Determine how many lines in the entries contain the word "kind", and give that number with no other text.
====
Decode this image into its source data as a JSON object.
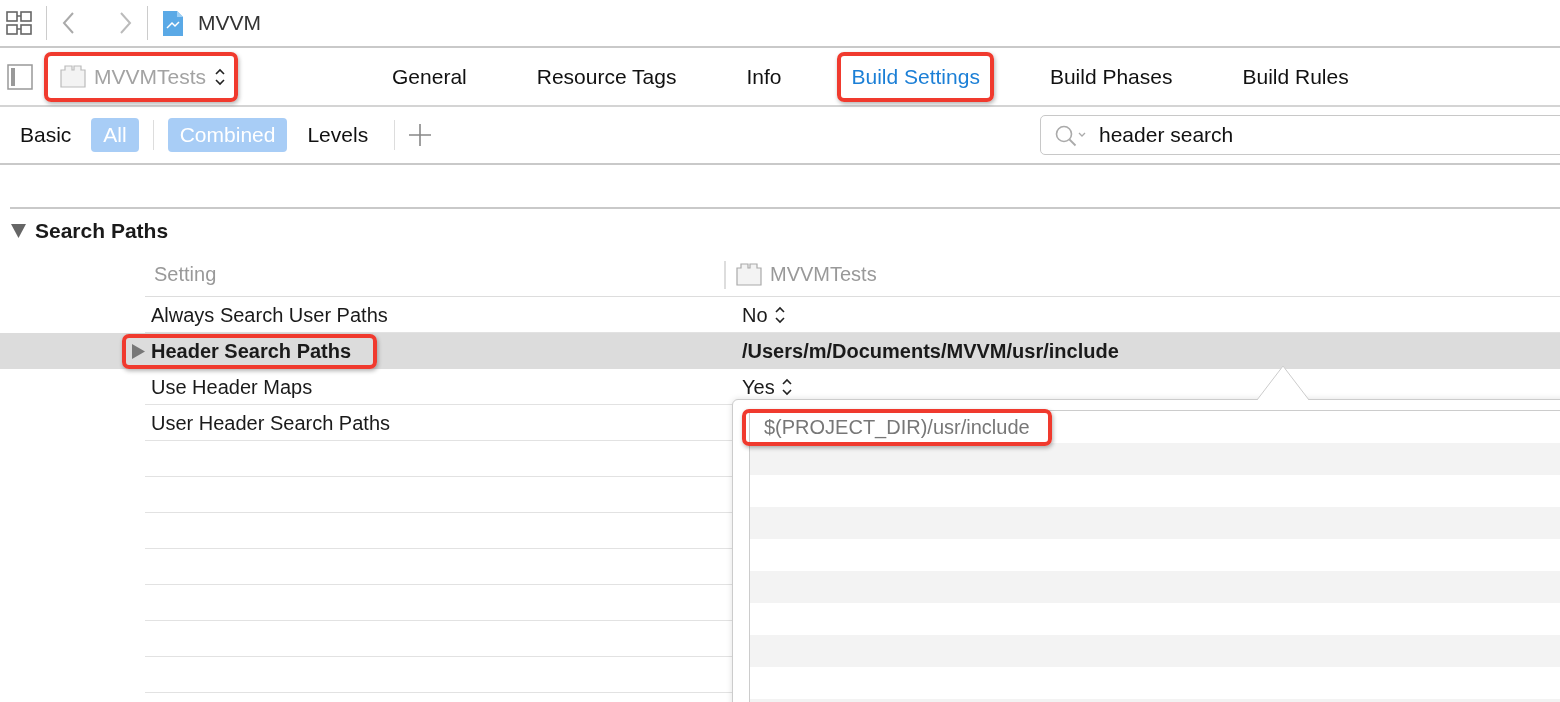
{
  "toolbar": {
    "breadcrumb": "MVVM"
  },
  "target_selector": {
    "label": "MVVMTests",
    "highlighted": true
  },
  "tabs": [
    {
      "label": "General",
      "selected": false,
      "highlighted": false
    },
    {
      "label": "Resource Tags",
      "selected": false,
      "highlighted": false
    },
    {
      "label": "Info",
      "selected": false,
      "highlighted": false
    },
    {
      "label": "Build Settings",
      "selected": true,
      "highlighted": true
    },
    {
      "label": "Build Phases",
      "selected": false,
      "highlighted": false
    },
    {
      "label": "Build Rules",
      "selected": false,
      "highlighted": false
    }
  ],
  "filters": {
    "scope": [
      {
        "label": "Basic",
        "selected": false
      },
      {
        "label": "All",
        "selected": true
      }
    ],
    "view": [
      {
        "label": "Combined",
        "selected": true
      },
      {
        "label": "Levels",
        "selected": false
      }
    ]
  },
  "search": {
    "value": "header search"
  },
  "section": {
    "title": "Search Paths",
    "expanded": true,
    "columns": [
      "Setting",
      "MVVMTests"
    ],
    "rows": [
      {
        "name": "Always Search User Paths",
        "value": "No",
        "kind": "popup",
        "selected": false,
        "highlighted": false
      },
      {
        "name": "Header Search Paths",
        "value": "/Users/m/Documents/MVVM/usr/include",
        "kind": "list",
        "expanded": false,
        "selected": true,
        "highlighted": true
      },
      {
        "name": "Use Header Maps",
        "value": "Yes",
        "kind": "popup",
        "selected": false,
        "highlighted": false
      },
      {
        "name": "User Header Search Paths",
        "kind": "text",
        "selected": false,
        "highlighted": false
      }
    ]
  },
  "popover": {
    "entries": [
      {
        "value": "$(PROJECT_DIR)/usr/include",
        "highlighted": true
      }
    ]
  }
}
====
**Response area:** 4